Most incomes can be hunted down in reports from the Bureau of Labor Statistics, from industry studies, from unions, and from ''think tanks.'' But it took Wright 17 researchers and two years to pull it all together. The material has been stored on computer floppy disks, for easy updates.
Where will the jobs be in the 1980s? Wright lists the 10 jobs expected to have the most annual openings: secretaries; retail sales workers; building custodians; cashiers; bookkeepers; nurse's aides; cooks; kindergarten and elementary teachers; registered nurses; and assemblers. Not exactly the highest-paying work.
Most of the jobs just mentioned are woman-intensive. In a book called ''What Women Earn,'' Thelma Kandel says these jobs are flooded with female applicants. ''It's the law of supply and demand. With so many women in the market,'' employers don't need to pay top wages, she explains.
Just published in September by the Linden Press, ''What Women Earn,'' is an informative A to Z directory of jobs: what they pay; what women earn compared with men; what the perquisites are; who the big woman earners are.
Results from Ms. Kandel's extensive interviewing and digging around in various government and private reports reveal some arresting facts: In 37 states , women are earning less than 60 percent of what men earn; 1 out of 10 female workers earns as much as males in similar jobs; and the median annual salary for male college graduates is $19,433 - for female graduates it's $12,028.
''I don't pretend to have the solutions, but if women know where the problems are and why they are, maybe they can find the solution themselves,'' Ms. Kandel affirms.
Though the book may not offer social solutions, it does put forth one pragmatic one: Women should move into the male-dominated fields. Wall Street, engineering, finance, computers, industrial sales - this is where the money is. ''A place where a woman can really earn what she's worth is in sales. Commission is the magic word,'' she says.

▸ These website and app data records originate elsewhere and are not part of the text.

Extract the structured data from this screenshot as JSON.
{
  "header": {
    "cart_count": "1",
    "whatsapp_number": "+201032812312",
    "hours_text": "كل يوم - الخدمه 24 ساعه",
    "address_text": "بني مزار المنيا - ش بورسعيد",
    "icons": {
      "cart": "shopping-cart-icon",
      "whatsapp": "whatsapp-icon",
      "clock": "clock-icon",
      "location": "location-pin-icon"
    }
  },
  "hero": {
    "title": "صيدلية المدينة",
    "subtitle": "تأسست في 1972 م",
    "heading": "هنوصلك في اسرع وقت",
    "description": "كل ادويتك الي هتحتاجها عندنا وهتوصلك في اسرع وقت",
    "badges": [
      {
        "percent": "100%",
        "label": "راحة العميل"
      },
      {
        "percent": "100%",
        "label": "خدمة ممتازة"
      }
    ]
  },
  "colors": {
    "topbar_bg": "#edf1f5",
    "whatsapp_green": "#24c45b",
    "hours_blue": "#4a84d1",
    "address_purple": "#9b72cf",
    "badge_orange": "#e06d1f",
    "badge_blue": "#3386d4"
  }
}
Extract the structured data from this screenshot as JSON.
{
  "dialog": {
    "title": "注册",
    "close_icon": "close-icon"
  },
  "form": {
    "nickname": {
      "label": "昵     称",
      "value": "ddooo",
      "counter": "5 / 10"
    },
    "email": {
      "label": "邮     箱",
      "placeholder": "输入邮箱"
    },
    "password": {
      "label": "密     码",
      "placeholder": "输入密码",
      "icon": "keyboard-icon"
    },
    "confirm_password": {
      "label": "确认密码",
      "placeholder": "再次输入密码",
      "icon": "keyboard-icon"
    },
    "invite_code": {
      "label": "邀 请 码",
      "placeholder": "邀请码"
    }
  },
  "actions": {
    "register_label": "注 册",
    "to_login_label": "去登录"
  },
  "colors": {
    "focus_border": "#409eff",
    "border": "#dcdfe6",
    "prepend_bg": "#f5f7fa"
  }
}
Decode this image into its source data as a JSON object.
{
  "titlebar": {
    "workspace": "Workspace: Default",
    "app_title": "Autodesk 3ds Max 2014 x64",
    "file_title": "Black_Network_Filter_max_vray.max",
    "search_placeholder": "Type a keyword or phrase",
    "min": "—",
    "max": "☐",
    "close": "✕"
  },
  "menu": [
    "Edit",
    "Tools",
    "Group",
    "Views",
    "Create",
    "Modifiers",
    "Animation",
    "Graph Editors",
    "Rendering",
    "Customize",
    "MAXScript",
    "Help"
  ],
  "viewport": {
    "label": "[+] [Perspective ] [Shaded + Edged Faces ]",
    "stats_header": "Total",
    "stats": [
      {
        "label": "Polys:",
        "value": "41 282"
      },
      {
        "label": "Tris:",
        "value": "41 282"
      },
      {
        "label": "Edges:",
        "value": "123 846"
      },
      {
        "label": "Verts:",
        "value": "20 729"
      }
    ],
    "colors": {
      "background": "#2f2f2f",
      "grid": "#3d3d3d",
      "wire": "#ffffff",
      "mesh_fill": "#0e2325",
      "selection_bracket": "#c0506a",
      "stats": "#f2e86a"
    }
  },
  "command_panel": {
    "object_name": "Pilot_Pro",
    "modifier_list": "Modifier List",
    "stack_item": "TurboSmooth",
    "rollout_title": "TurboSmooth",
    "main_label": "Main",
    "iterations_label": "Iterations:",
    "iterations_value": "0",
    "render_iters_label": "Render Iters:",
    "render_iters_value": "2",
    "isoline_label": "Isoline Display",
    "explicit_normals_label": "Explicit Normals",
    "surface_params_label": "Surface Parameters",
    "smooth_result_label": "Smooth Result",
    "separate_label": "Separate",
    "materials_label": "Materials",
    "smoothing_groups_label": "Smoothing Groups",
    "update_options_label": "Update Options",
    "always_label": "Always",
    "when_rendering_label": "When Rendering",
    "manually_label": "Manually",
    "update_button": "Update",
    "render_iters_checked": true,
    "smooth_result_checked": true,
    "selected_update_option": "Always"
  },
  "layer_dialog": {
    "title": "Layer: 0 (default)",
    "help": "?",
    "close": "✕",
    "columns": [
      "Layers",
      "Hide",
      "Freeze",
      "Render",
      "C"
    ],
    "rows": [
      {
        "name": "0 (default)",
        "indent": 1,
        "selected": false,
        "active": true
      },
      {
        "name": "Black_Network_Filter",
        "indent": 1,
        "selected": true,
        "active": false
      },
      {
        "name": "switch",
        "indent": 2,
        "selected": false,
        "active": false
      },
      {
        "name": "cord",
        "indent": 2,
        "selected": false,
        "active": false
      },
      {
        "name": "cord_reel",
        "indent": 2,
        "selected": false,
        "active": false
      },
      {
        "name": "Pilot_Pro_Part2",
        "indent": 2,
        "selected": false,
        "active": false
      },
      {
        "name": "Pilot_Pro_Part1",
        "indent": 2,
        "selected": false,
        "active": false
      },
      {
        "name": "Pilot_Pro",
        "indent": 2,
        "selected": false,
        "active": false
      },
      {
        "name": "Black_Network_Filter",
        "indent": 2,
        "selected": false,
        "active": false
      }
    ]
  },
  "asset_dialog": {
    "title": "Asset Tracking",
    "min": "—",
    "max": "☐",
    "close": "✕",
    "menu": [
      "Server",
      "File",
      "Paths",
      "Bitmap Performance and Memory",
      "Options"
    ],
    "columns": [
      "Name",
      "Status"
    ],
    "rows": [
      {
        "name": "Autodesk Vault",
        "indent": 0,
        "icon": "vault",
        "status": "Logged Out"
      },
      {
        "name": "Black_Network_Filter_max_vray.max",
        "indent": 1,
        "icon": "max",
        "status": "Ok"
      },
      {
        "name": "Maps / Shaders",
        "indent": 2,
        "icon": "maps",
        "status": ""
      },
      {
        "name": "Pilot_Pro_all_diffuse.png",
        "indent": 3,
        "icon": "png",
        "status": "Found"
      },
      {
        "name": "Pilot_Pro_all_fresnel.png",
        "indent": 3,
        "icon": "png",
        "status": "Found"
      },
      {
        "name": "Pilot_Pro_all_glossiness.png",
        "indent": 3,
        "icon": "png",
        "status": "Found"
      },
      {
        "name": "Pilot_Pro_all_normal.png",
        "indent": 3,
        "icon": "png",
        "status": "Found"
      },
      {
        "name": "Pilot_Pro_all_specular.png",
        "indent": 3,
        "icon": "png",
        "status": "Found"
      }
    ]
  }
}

Another salary book, ''The Book of Incomes,'' by Gerald Krefetz and Philip Gittelman, doesn't focus on one group and doesn't try to be as complete as an almanac. The book, being published this month by Holt, Rinehart & Winston, opens with a good deal of attention on the glamorous people - the world's biggest moneymakers. Mr. Krefetz refers to this as the ''entertaining part of the book, '' which makes the educational part a little easier to swallow. The educational part breezes through 250 pages of job descriptions and salaries.
Though a couple of ''salaries'' books have already been published over the past few years (''America's Paychecks,'' by David Harrop, and ''Everything a Woman Needs to Know to Get Paid What She's Worth,'' by Caroline Bird and David McKay), the new rash of books comes when ''people are really feeling the effects of inflation on the job market,'' John Wright says. And then, too, ''people are just curious to find out what everybody else is making,'' admits Krefetz.